By Fiona Ortiz

SPRINGFIELD, Ill. (Reuters) - The financially troubled state of Illinois edged closer on Tuesday to a government shutdown as Democratic lawmakers and the Republican governor failed to resolve a budget impasse ahead of a midnight deadline.

Veteran House Speaker Michael Madigan said he would present an emergency one-month budget on Wednesday to keep essential services operating, but Republican Governor Bruce Rauner, in office since January, has signaled he would not accept such a measure.

"This is another opportunity to not shut down the government," Madigan told reporters.

Also on Tuesday, the Chicago Public Schools made a $634 million state-mandated payment to its teachers' pension fund beating a midnight deadline, according to a fund official.

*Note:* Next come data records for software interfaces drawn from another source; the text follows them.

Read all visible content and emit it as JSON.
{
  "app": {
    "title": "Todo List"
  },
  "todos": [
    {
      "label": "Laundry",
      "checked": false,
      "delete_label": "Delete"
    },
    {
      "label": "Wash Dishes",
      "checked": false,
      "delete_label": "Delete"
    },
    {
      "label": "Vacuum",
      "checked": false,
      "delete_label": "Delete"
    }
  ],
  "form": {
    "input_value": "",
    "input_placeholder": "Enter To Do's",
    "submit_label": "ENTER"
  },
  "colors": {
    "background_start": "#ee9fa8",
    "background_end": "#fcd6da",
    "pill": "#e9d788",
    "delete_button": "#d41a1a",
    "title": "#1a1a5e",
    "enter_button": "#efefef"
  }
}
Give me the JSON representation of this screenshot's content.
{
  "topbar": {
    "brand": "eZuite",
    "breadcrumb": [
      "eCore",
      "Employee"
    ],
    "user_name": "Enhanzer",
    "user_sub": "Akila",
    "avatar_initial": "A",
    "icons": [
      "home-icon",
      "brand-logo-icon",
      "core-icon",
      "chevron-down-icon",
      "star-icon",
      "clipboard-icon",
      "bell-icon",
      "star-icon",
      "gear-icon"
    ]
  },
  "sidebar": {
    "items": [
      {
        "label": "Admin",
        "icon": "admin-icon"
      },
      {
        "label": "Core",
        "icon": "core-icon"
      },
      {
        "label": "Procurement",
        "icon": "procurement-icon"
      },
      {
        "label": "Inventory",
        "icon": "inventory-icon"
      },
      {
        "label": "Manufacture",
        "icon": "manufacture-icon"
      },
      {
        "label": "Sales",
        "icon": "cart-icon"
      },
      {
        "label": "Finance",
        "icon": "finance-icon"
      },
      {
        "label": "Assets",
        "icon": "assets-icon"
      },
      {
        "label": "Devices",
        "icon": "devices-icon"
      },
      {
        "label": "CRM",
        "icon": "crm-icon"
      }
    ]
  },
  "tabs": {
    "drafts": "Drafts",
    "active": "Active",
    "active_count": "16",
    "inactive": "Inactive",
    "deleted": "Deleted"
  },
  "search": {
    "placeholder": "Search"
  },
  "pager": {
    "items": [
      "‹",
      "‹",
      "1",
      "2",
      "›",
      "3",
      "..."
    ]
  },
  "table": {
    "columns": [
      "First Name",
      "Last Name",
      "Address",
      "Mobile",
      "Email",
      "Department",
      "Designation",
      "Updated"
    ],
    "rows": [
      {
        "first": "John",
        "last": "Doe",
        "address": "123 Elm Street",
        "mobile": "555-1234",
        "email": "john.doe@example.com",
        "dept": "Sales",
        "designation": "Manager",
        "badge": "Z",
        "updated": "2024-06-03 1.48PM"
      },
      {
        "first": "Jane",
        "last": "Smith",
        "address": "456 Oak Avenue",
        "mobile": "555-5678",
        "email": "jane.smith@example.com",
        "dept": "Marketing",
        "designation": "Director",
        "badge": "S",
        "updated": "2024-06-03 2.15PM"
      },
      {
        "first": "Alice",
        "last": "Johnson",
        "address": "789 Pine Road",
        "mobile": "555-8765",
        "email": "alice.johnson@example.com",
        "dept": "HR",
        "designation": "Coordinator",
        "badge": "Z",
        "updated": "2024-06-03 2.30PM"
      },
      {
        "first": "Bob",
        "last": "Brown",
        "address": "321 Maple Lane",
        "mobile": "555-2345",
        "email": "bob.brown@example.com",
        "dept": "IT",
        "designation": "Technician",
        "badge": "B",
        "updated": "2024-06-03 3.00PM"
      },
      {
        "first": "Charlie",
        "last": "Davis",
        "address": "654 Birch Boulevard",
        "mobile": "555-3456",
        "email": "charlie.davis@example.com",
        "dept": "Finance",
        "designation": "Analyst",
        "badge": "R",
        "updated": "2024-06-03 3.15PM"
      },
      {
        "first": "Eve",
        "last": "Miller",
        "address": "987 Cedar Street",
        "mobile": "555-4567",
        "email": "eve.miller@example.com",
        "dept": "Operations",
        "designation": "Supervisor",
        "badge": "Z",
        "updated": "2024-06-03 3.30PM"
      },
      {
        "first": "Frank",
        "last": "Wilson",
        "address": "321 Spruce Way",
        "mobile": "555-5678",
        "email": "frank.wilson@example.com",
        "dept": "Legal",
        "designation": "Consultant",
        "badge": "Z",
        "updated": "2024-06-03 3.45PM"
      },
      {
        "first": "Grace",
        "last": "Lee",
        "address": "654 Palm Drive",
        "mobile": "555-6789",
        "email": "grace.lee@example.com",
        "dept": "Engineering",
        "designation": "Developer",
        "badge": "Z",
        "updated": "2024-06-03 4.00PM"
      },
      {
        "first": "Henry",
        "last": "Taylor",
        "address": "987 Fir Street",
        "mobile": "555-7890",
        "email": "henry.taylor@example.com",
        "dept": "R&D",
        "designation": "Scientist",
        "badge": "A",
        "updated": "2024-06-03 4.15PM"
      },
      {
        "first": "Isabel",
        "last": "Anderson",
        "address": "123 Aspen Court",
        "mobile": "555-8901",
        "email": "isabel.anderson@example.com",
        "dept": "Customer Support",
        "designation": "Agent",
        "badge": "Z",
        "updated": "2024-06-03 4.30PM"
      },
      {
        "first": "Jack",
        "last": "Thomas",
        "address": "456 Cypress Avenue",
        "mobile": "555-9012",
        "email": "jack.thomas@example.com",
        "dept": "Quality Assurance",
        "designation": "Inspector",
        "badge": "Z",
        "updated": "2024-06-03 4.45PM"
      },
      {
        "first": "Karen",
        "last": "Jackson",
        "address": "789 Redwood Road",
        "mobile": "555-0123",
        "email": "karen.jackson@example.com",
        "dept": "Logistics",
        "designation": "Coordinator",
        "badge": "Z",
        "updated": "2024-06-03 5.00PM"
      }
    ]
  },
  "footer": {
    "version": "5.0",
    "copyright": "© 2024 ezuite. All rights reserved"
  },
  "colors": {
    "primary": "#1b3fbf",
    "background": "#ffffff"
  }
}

Madigan said the payment eliminated the need for legislation that would have given the cash-strapped district another 40 days. School administrators did not say how they came up with the funds for the huge payment that had become the latest in the recurring fiscal crises rocking Illinois and its biggest city, Chicago.

Illinois has the worst-funded pension system and the lowest credit ratings among the 50 states, and one credit rating agency has assigned junk-bond status to Chicago.

Madigan said his $2.26 billion temporary state budget will fund services including Medicaid, corrections, state police and childcare.

Rauner, who last week vetoed most of a $36.3 billion budget passed by Democrats, has said he would not accept a temporary fiscal 2016 budget.

Earlier on Tuesday, Rauner vowed to keep the fifth-largest U.S. state operating in the absence of an enacted spending plan.

"In the meantime, we're going to manage the government without a budget, try to minimize the disruption to the people of Illinois and we're committed to working hard to make sure the men and women that serve the government are paid their full salaries on time," he said.

The governor has insisted the House and Senate - both controlled by Democrats - take up his-so-called turnaround reforms, including a local property tax freeze, legislative term limits, and workers' compensation changes, in order to aid the state's sagging finances and boost economic growth.


The House held a sometimes-contentious meeting on Tuesday over a potential government shutdown. State agency heads who were invited to testify did not appear and were represented instead by top budget and legal officials in Rauner's administration.

Democrats called dozens of tearful disabled people, the elderly, parents of autistic children, social service and healthcare providers and caregivers, to testify that they will face hardship if Rauner's proposed budget cuts are implemented.

"The people of Illinois need to know who will be hurt and what we will do to provide essential services ... who will be paid, who won't be paid," said Democratic State Representative Lou Lang, who chaired the meeting.

Rauner signed a school funding budget into law, but vetoed other fiscal 2016 spending bills, citing a nearly $4 billion hole in the Democrats' $36.3 billion budget.

Illinois Budget Director Tim Nuding said the budget violated the state constitution because of the revenue gap.

"It deserved to be vetoed," he told the House.

The Illinois comptroller has said most state payments, including payroll, will stop without appropriated funds. State Attorney General Lisa Madigan on Monday said Illinois' constitution and statutes prohibit expenditures in the absence of an approved budget.

But Rauner insisted that a deal can be worked out to keep paying workers. He also rejected criticism from Speaker Madigan, who has said Rauner's "extreme" reforms were deterring progress on a budget deal.

"Our policies are not extreme at all. They're common sense and they're bipartisan," Rauner said, adding Illinois' debt, deficit, property taxes, and conflicts of interest were extreme instead.

Regarding the last-minute payment to the Chicago teachers' pension fund, representatives of Chicago Mayor Rahm Emanuel and CPS did not immediately respond to requests for comment. The Chicago Board of Education last week approved a $200 million cash-flow borrowing that could be tapped for the payment.

(Additional reporting by Karen Pierog in Chicago; Editing by David Greising, Matthew Lewis and Bernard Orr)